I will help hospitals form collaborative networks to deal with sudden surges in patients and will ensure that the U.S. has adequate supplies of medicines, vaccines, and diagnostic tests and can get these vital products into the hands of those who need them.

Ah, interesting, but what does it mean when a presidential hopeful promises to 'help hospitals form collaborative networks'? Does he mean there will be funds available or incentives or he will push for new legislation?

We also have to expand local and state programs to ensure that they have the resources to respond to these disasters. I will work to strengthen the federal government’s partnership with local and state governments on these issues by improving the mechanisms for clear communication, eliminating redundant programs, and building on the key strengths possessed by each level of government. I introduced legislation which would have provided funding for programs in order to enhance emergency care systems throughout the country.

Sounds like some obligatory politician phrasing.

I will build on America’s unparalleled talent and advantage in STEM fields and the powerful insights into biological systems that are emerging to create new drugs, vaccines, and diagnostic tests and to manufacture these vital products much more quickly and efficiently than is now possible. Unfortunately, the Bush administration has failed to take full advantage of the Bioshield initiative. Because of the unpredictability of the mode of biological attack, I will stress the need for broad-gauged vaccines and drugs and for more agile and responsive drug development and production systems. This effort will strengthen the U.S. biotech and pharmaceutical industry and create high-wage jobs.

Whilst no-one will be surprised that Senator Obama got a shot in at President Bush I would have advised him to take the high road and to praise President Bush's commitment to both malaria and HIV programs in Africa. He could have pledged to match or increase funding.

Monday, September 1, 2008

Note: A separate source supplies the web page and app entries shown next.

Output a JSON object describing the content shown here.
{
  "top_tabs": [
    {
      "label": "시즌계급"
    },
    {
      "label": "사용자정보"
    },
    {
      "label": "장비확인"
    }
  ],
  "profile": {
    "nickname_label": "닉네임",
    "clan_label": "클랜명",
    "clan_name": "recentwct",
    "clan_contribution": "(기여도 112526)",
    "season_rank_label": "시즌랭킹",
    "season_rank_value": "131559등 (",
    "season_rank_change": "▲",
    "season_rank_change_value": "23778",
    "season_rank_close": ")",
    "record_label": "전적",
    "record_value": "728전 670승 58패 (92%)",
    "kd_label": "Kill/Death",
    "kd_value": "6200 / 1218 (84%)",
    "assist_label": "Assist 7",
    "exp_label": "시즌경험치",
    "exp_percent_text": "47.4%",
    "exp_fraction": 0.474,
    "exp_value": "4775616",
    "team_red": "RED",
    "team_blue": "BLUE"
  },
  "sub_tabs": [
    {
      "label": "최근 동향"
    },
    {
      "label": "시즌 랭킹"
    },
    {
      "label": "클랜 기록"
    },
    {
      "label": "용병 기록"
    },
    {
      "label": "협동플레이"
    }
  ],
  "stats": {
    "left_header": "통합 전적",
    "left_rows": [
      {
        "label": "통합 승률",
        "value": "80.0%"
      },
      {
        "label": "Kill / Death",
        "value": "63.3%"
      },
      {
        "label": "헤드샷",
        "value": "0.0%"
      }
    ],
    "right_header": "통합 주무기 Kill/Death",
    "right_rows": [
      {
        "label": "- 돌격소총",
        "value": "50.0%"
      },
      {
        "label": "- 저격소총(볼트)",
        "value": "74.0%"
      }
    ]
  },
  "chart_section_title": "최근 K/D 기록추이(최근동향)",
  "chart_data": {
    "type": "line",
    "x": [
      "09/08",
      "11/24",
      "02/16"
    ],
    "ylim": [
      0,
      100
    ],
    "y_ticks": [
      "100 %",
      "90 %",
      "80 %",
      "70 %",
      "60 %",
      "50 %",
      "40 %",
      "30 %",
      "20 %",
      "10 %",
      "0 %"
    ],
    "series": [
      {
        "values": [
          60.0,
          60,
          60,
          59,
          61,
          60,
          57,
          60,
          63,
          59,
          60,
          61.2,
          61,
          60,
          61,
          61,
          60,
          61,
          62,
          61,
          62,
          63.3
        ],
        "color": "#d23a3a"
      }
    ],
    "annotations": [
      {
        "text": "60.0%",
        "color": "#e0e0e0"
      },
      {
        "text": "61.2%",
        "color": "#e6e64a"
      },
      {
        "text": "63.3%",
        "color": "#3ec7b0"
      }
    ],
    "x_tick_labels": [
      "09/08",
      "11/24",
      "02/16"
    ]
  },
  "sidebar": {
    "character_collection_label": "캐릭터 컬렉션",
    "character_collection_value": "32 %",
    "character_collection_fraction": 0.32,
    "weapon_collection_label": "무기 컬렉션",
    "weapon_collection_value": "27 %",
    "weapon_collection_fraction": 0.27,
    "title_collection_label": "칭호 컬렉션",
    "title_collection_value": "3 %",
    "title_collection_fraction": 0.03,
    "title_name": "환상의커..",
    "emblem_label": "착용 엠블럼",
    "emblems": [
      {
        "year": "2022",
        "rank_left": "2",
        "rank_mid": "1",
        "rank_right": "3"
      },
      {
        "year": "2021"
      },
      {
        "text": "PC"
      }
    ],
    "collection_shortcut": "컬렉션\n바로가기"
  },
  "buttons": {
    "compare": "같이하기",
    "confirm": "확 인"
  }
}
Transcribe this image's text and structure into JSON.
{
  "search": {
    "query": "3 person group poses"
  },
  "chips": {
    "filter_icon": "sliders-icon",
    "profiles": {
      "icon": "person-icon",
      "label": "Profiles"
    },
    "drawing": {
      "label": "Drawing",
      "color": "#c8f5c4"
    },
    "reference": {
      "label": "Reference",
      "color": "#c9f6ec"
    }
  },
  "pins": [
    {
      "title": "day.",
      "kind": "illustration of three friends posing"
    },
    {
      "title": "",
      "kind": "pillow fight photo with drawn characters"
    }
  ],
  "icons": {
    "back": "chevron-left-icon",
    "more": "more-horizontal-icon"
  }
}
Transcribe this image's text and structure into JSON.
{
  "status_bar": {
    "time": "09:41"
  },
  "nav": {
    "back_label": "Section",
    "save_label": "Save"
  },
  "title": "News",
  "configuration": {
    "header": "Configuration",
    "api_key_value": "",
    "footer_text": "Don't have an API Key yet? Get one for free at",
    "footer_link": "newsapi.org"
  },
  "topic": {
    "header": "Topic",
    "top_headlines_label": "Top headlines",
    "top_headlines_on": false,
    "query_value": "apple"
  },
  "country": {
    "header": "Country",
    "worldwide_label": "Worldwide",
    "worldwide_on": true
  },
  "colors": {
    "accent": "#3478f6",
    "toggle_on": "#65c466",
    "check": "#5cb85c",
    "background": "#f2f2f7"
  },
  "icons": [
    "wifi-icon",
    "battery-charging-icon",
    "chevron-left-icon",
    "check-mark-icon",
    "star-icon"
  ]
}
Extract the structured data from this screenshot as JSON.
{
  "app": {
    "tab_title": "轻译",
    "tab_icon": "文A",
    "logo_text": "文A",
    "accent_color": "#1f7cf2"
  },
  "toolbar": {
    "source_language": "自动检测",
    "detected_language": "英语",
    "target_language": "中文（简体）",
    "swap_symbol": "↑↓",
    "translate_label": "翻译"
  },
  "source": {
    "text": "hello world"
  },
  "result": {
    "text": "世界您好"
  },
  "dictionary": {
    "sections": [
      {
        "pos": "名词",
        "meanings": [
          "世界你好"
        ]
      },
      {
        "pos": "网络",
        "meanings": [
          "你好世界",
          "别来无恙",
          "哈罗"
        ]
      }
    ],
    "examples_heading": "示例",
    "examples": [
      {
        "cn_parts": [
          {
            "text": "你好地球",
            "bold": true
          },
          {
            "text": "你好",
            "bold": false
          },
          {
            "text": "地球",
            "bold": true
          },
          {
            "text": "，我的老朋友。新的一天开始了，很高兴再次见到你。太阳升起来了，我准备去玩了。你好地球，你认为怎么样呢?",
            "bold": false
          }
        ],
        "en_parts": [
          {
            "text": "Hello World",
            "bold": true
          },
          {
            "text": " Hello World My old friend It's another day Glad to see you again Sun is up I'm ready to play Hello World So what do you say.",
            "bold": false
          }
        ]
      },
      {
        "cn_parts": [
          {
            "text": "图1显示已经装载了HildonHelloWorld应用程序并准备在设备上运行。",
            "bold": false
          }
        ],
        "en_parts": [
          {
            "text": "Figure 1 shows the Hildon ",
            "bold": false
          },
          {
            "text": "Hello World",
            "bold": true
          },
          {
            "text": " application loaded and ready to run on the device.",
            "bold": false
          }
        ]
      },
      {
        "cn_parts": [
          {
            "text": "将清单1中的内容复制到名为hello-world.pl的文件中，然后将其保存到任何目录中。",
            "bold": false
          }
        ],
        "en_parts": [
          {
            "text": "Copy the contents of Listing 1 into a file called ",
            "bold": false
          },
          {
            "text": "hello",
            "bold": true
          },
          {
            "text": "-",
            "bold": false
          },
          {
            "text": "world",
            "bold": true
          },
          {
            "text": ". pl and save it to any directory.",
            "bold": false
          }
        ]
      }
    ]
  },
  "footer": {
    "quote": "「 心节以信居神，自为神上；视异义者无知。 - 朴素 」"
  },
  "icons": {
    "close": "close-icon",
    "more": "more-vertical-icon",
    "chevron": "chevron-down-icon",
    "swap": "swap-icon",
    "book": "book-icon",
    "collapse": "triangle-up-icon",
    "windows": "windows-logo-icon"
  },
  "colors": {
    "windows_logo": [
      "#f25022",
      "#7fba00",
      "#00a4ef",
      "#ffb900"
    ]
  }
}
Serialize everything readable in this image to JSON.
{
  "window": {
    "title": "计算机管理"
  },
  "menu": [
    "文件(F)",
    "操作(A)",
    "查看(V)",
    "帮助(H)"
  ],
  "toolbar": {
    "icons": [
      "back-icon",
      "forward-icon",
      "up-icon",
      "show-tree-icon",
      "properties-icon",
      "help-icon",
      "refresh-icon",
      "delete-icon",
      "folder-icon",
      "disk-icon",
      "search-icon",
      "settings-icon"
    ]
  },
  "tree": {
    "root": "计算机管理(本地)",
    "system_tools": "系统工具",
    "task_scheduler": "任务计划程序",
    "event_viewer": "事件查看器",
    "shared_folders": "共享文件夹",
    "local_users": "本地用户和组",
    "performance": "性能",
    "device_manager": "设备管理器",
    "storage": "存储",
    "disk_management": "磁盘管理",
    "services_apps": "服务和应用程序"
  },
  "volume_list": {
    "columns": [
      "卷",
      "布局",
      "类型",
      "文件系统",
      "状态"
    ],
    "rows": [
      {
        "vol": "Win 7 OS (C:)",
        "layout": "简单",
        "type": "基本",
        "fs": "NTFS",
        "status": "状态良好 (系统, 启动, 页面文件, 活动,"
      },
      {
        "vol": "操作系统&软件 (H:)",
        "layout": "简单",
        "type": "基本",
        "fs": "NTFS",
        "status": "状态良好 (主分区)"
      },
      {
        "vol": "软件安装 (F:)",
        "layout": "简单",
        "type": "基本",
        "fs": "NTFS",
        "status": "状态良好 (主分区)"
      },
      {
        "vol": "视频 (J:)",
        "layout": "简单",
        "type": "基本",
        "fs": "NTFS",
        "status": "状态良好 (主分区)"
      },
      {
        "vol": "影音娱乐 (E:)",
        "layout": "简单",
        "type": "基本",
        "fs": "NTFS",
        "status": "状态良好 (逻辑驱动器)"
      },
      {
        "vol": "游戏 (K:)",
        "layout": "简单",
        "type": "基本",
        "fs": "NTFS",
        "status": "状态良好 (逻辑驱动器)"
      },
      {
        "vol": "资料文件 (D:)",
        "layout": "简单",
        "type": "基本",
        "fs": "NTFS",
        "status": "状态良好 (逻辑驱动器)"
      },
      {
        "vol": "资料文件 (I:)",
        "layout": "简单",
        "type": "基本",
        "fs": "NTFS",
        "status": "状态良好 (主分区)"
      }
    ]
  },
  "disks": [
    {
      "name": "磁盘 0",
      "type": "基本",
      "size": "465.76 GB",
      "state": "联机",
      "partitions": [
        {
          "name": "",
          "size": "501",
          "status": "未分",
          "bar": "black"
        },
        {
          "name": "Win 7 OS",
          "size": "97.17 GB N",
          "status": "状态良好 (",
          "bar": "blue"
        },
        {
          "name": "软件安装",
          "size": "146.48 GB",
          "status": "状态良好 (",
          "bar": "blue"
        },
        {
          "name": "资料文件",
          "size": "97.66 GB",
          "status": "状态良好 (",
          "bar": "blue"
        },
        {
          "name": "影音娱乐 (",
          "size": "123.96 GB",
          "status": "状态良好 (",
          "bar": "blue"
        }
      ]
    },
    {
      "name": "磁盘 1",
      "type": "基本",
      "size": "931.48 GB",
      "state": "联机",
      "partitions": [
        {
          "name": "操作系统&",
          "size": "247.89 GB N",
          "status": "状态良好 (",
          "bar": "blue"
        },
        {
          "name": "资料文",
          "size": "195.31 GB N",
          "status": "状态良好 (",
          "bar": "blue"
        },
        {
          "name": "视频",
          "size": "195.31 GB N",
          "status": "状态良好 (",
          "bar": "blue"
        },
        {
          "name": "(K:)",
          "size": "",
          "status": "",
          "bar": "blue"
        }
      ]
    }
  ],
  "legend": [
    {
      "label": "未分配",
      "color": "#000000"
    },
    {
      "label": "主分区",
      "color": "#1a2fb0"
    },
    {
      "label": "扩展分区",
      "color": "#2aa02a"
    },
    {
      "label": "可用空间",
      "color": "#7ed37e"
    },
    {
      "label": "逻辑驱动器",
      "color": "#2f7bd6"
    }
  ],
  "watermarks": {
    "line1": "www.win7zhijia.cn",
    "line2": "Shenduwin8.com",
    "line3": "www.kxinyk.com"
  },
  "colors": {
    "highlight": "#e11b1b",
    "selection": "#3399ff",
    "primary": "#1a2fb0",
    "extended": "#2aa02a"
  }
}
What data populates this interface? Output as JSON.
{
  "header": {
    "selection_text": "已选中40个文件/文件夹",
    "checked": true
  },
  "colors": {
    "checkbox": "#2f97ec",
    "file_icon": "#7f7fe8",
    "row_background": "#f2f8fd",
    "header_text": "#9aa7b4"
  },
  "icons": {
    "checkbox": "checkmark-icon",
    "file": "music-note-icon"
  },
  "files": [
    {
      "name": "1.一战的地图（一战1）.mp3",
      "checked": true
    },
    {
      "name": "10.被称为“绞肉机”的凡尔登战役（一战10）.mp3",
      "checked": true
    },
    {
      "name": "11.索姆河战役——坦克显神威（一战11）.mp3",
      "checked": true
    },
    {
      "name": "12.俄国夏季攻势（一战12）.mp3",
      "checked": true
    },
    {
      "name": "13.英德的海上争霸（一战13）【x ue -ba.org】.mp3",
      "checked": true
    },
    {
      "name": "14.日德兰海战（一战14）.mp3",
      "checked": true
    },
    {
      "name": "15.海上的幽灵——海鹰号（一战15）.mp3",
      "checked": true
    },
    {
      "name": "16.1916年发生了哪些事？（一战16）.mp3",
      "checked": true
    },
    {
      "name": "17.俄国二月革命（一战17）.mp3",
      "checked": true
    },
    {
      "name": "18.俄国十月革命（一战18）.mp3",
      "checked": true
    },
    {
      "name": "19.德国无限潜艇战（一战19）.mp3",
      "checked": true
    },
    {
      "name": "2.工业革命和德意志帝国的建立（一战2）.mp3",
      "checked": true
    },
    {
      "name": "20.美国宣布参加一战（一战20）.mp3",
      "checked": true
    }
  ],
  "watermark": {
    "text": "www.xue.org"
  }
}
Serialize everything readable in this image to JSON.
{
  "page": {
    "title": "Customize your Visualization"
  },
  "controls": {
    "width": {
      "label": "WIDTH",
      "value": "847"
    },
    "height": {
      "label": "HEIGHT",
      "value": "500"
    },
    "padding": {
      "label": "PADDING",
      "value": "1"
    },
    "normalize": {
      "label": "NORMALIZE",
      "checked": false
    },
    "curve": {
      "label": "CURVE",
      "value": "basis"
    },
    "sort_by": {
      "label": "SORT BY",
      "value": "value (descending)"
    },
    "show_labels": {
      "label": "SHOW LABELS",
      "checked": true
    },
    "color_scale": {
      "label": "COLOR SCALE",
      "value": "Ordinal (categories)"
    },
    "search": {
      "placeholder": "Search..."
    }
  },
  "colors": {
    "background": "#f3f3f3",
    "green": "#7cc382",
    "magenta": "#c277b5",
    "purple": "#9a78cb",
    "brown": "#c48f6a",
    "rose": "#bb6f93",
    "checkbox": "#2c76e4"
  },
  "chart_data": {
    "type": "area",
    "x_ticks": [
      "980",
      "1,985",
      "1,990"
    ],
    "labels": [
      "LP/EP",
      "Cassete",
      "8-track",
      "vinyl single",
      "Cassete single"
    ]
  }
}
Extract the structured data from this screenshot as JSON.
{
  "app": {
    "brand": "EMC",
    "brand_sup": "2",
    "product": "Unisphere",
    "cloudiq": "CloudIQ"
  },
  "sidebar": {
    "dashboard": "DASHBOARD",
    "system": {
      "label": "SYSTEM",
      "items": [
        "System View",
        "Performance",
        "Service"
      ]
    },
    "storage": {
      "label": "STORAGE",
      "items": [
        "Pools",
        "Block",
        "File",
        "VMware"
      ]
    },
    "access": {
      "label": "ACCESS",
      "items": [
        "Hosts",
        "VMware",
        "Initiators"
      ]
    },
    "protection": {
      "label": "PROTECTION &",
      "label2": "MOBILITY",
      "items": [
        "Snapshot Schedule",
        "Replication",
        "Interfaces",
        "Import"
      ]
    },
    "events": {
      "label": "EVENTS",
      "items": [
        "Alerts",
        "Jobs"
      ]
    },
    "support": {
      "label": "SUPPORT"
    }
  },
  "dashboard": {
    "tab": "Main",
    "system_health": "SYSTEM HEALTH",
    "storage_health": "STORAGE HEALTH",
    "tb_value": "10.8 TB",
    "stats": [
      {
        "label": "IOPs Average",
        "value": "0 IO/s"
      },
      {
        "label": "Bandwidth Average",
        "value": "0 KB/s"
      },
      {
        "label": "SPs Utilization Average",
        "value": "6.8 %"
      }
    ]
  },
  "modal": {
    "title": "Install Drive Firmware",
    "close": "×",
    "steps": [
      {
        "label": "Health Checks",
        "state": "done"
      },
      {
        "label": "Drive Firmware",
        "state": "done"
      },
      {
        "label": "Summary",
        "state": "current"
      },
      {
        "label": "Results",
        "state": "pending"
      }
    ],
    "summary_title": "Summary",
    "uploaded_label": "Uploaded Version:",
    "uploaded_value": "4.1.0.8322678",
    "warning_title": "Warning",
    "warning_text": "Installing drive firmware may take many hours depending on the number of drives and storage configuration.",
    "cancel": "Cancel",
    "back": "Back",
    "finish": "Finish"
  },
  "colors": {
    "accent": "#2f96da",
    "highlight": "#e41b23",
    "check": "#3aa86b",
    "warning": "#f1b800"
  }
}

US can block mad cow testing

I almost missed this. An appeals court ruling coming out right before the holiday weekend. AP had the story but I didn't notice it on Friday.

The Bush administration can prohibit meat packers from testing their animals for mad cow disease, a federal appeals court said Friday.

A federal judge ruled last year that Creekstone must be allowed to conduct the test because the Agriculture Department can only regulate disease "treatment." Since there is no cure for mad cow disease and the test is performed on dead animals, the judge ruled, the test is not a treatment.

The U.S. Court of Appeals for the District of Columbia Circuit overturned that ruling, saying diagnosis can be considered part of treatment.

Gut-boosting molecule could fight off stubborn bugs

From this week's New Scientist magazine, a report on how to deal with a particular drug resistant bacteria:

Taking antibiotics can make us vulnerable to attack by tougher, antibiotic-resistant invaders, leading to nasty stomach bugs and the spread of dangerous infections in hospitals. Now a molecule has been found that could be mixed with antibiotics to thwart these harmful invasions.

The gut bacterium vancomycin-resistant enterococcus (VRE) has trouble taking root in a healthy intestine, but after a course of antibiotics it can multiply a thousand-fold and spread to the blood. The reason for this was thought to be that antibiotics kill not only their target bacteria but also harmless gut microbes, freeing up nutrients and niches that allow VRE to thrive.

But when Katharina Brandl of the Sloan-Kettering Institute in New York and colleagues treated mice with antibiotics, they found that levels of Reg3g, a protein made by "friendly" bacteria that kill VRE, dropped by 80 per cent. This suggests that a lack of Reg3g is partly to blame for the VRE increase that follows antibiotic treatment.

To see if boosting Reg3g levels could help, Brandl's team gave mice doses of lipopolysaccharide along with antibiotics. LPS is a molecule found on the surface of some bacteria that stimulates the gut to make Reg3g. These mice ended up with higher levels of Reg3g than mice that just took antibiotics, and they also had fewer VRE colonies - about the same number as mice that had taken no antibiotics. Brandl suggests giving LPS orally to humans taking antibiotics.